# EXERCISE OBJECTIVE
Copy out the records that follow, leaving every character as it is.

Saved entries:
━━━━━━━━
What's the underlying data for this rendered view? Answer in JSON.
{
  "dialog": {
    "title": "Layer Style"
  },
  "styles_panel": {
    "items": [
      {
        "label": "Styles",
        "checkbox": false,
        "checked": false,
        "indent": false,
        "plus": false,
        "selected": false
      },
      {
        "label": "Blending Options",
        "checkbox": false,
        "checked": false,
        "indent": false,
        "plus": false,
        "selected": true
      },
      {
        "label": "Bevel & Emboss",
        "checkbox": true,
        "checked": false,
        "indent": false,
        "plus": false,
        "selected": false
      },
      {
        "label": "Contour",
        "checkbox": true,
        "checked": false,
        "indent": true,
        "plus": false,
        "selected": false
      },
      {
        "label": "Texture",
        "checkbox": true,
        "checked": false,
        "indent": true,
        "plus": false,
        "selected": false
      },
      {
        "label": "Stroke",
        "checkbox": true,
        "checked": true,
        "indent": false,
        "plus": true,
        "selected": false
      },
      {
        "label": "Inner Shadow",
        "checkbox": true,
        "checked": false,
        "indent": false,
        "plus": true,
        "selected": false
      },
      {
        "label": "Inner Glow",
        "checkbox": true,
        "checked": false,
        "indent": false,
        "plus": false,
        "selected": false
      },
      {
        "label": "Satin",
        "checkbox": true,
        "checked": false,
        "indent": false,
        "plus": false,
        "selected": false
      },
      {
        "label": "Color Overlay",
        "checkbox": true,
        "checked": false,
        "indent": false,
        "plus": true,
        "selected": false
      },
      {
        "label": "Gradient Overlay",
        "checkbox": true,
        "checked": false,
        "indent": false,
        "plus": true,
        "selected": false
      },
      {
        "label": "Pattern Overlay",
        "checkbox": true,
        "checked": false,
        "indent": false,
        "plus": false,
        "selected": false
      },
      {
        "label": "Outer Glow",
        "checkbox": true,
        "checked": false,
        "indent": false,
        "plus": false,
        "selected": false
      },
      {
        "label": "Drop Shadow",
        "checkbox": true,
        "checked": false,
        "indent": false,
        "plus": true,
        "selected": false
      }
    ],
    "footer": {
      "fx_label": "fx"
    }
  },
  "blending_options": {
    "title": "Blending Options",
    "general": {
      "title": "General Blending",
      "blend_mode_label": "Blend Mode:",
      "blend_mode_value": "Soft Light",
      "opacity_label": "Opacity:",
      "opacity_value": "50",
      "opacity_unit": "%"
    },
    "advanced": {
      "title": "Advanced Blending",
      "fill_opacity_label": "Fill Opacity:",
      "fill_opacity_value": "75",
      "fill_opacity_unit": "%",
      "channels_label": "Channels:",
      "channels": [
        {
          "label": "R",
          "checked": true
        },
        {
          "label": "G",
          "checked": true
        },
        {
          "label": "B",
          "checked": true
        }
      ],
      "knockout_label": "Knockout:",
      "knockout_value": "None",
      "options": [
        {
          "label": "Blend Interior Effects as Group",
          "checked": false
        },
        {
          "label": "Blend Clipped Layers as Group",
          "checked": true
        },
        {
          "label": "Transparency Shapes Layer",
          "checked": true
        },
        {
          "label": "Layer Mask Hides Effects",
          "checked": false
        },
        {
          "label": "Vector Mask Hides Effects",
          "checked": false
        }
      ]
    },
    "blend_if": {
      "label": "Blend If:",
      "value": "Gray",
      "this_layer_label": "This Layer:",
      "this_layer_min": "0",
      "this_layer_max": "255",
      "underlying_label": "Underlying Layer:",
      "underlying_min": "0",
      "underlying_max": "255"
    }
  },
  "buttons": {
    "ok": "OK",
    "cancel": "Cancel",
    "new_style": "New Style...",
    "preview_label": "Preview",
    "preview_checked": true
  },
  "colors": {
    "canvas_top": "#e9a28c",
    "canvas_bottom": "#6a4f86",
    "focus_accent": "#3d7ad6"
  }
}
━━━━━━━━
# EXPECTED ANSWER
What's the underlying data for this rendered view? Answer in JSON.
{
  "dialog": {
    "title": "Layer Style"
  },
  "styles_panel": {
    "items": [
      {
        "label": "Styles",
        "checkbox": false,
        "checked": false,
        "indent": false,
        "plus": false,
        "selected": false
      },
      {
        "label": "Blending Options",
        "checkbox": false,
        "checked": false,
        "indent": false,
        "plus": false,
        "selected": true
      },
      {
        "label": "Bevel & Emboss",
        "checkbox": true,
        "checked": false,
        "indent": false,
        "plus": false,
        "selected": false
      },
      {
        "label": "Contour",
        "checkbox": true,
        "checked": false,
        "indent": true,
        "plus": false,
        "selected": false
      },
      {
        "label": "Texture",
        "checkbox": true,
        "checked": false,
        "indent": true,
        "plus": false,
        "selected": false
      },
      {
        "label": "Stroke",
        "checkbox": true,
        "checked": true,
        "indent": false,
        "plus": true,
        "selected": false
      },
      {
        "label": "Inner Shadow",
        "checkbox": true,
        "checked": false,
        "indent": false,
        "plus": true,
        "selected": false
      },
      {
        "label": "Inner Glow",
        "checkbox": true,
        "checked": false,
        "indent": false,
        "plus": false,
        "selected": false
      },
      {
        "label": "Satin",
        "checkbox": true,
        "checked": false,
        "indent": false,
        "plus": false,
        "selected": false
      },
      {
        "label": "Color Overlay",
        "checkbox": true,
        "checked": false,
        "indent": false,
        "plus": true,
        "selected": false
      },
      {
        "label": "Gradient Overlay",
        "checkbox": true,
        "checked": false,
        "indent": false,
        "plus": true,
        "selected": false
      },
      {
        "label": "Pattern Overlay",
        "checkbox": true,
        "checked": false,
        "indent": false,
        "plus": false,
        "selected": false
      },
      {
        "label": "Outer Glow",
        "checkbox": true,
        "checked": false,
        "indent": false,
        "plus": false,
        "selected": false
      },
      {
        "label": "Drop Shadow",
        "checkbox": true,
        "checked": false,
        "indent": false,
        "plus": true,
        "selected": false
      }
    ],
    "footer": {
      "fx_label": "fx"
    }
  },
  "blending_options": {
    "title": "Blending Options",
    "general": {
      "title": "General Blending",
      "blend_mode_label": "Blend Mode:",
      "blend_mode_value": "Soft Light",
      "opacity_label": "Opacity:",
      "opacity_value": "50",
      "opacity_unit": "%"
    },
    "advanced": {
      "title": "Advanced Blending",
      "fill_opacity_label": "Fill Opacity:",
      "fill_opacity_value": "75",
      "fill_opacity_unit": "%",
      "channels_label": "Channels:",
      "channels": [
        {
          "label": "R",
          "checked": true
        },
        {
          "label": "G",
          "checked": true
        },
        {
          "label": "B",
          "checked": true
        }
      ],
      "knockout_label": "Knockout:",
      "knockout_value": "None",
      "options": [
        {
          "label": "Blend Interior Effects as Group",
          "checked": false
        },
        {
          "label": "Blend Clipped Layers as Group",
          "checked": true
        },
        {
          "label": "Transparency Shapes Layer",
          "checked": true
        },
        {
          "label": "Layer Mask Hides Effects",
          "checked": false
        },
        {
          "label": "Vector Mask Hides Effects",
          "checked": false
        }
      ]
    },
    "blend_if": {
      "label": "Blend If:",
      "value": "Gray",
      "this_layer_label": "This Layer:",
      "this_layer_min": "0",
      "this_layer_max": "255",
      "underlying_label": "Underlying Layer:",
      "underlying_min": "0",
      "underlying_max": "255"
    }
  },
  "buttons": {
    "ok": "OK",
    "cancel": "Cancel",
    "new_style": "New Style...",
    "preview_label": "Preview",
    "preview_checked": true
  },
  "colors": {
    "canvas_top": "#e9a28c",
    "canvas_bottom": "#6a4f86",
    "focus_accent": "#3d7ad6"
  }
}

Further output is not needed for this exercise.